Board of Trustees Chair David Rubenstein, Trinity '70, will be the commencement speaker May 14, the University announced Monday.

Rubenstein is co-founder of The Carlyle Group, a private equity firm started in 1987 that currently manages more than $175 billion. He is also a philanthropist, who has donated to restorations for the Kennedy Center, the Lincoln Memorial as well as the Washington Monument in 2011. Rubenstein has also been a donor to Duke, having contributed more than $33 million to Duke Libraries, the Sanford School of Public Policy and Duke athletics.

“David Rubenstein is a spectacular example of the power of education,” President Richard Brodhead said in a Duke Today release. “He came to Duke on financial aid as the first member of his family to attend college. Later, he founded Carlyle as an entrepreneurial venture. His business success then enabled him to create a model of what he calls ‘patriotic philanthropy’ that has restored national treasures and made them accessible to the public. He is a famously brilliant and witty speaker, and I know that students and families will enjoy his remarks."

Currently set to leave the Board of Trustees next July, Rubenstein said he was looking forward to delivering the commencement address to hard-working students and the families supporting them. 

“I am eager to celebrate the accomplishments and aspirations of the Class of 2017,” Rubenstein said. “If you are a Duke graduate, being asked to give the commencement address is one of the greatest honors you can receive."

Last year, men's basketball head coach Mike Krzyzewski spoke at commencement. In previous years, famous alums such as Partners in Health co-founder Paul Farmer, General Martin Dempsey and Melinda Gates have also spoken.

After graduating from Duke in 1970, Rubenstein earned his law degree from the University of Chicago. He practiced in New York before serving as chief counsel to the U.S. Senate Judiciary Committee’s Subcommittee on Constitutional Amendments, and he later worked in the White House during the administration of former president Jimmy Carter.

In the release, Rubenstein said he was planning to offer his thoughts on life, but also recognized the importance of keeping his speech brief.
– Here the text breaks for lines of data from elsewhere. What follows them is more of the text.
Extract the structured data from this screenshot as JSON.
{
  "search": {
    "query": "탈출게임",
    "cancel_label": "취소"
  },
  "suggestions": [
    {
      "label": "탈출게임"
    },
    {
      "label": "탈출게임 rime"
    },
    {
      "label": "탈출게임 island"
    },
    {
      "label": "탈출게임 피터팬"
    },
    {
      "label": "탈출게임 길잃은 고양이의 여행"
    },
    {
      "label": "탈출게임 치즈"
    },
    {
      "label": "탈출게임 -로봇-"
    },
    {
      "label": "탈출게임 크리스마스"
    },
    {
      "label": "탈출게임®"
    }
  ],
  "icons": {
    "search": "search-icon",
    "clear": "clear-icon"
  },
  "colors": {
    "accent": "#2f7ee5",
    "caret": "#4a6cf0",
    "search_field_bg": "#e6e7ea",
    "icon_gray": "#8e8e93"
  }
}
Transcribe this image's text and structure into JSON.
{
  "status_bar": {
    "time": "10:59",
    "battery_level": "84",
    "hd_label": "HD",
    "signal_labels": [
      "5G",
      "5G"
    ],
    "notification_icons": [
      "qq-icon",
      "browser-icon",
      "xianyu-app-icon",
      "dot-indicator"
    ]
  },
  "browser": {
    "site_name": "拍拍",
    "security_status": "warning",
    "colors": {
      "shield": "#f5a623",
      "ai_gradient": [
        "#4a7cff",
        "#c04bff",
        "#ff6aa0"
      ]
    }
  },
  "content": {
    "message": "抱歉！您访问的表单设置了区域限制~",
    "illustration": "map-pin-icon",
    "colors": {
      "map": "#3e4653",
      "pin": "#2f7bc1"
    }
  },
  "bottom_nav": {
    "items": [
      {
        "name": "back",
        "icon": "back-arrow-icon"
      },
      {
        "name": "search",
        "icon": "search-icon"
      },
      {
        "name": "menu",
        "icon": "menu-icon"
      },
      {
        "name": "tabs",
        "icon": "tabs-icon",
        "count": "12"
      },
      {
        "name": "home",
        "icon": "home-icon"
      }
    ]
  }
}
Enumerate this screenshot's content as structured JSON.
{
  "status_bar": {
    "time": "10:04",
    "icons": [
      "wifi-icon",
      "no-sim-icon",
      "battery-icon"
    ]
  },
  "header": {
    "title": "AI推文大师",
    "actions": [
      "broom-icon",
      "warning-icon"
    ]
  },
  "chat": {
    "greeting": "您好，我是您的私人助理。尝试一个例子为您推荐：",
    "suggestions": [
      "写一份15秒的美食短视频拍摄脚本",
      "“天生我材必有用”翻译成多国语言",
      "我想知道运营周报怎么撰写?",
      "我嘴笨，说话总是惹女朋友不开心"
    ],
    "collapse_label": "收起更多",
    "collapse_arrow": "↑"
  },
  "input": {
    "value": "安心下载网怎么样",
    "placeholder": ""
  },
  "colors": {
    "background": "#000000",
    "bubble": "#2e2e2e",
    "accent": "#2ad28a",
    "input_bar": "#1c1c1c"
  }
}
“In return, I look forward to offering some thoughts on life to the students who have worked so hard to get to get their degrees, the family and friends who supported them, and their faculty mentors," he said. "Most importantly, I recognize the obligation of a commencement speaker to be brief.”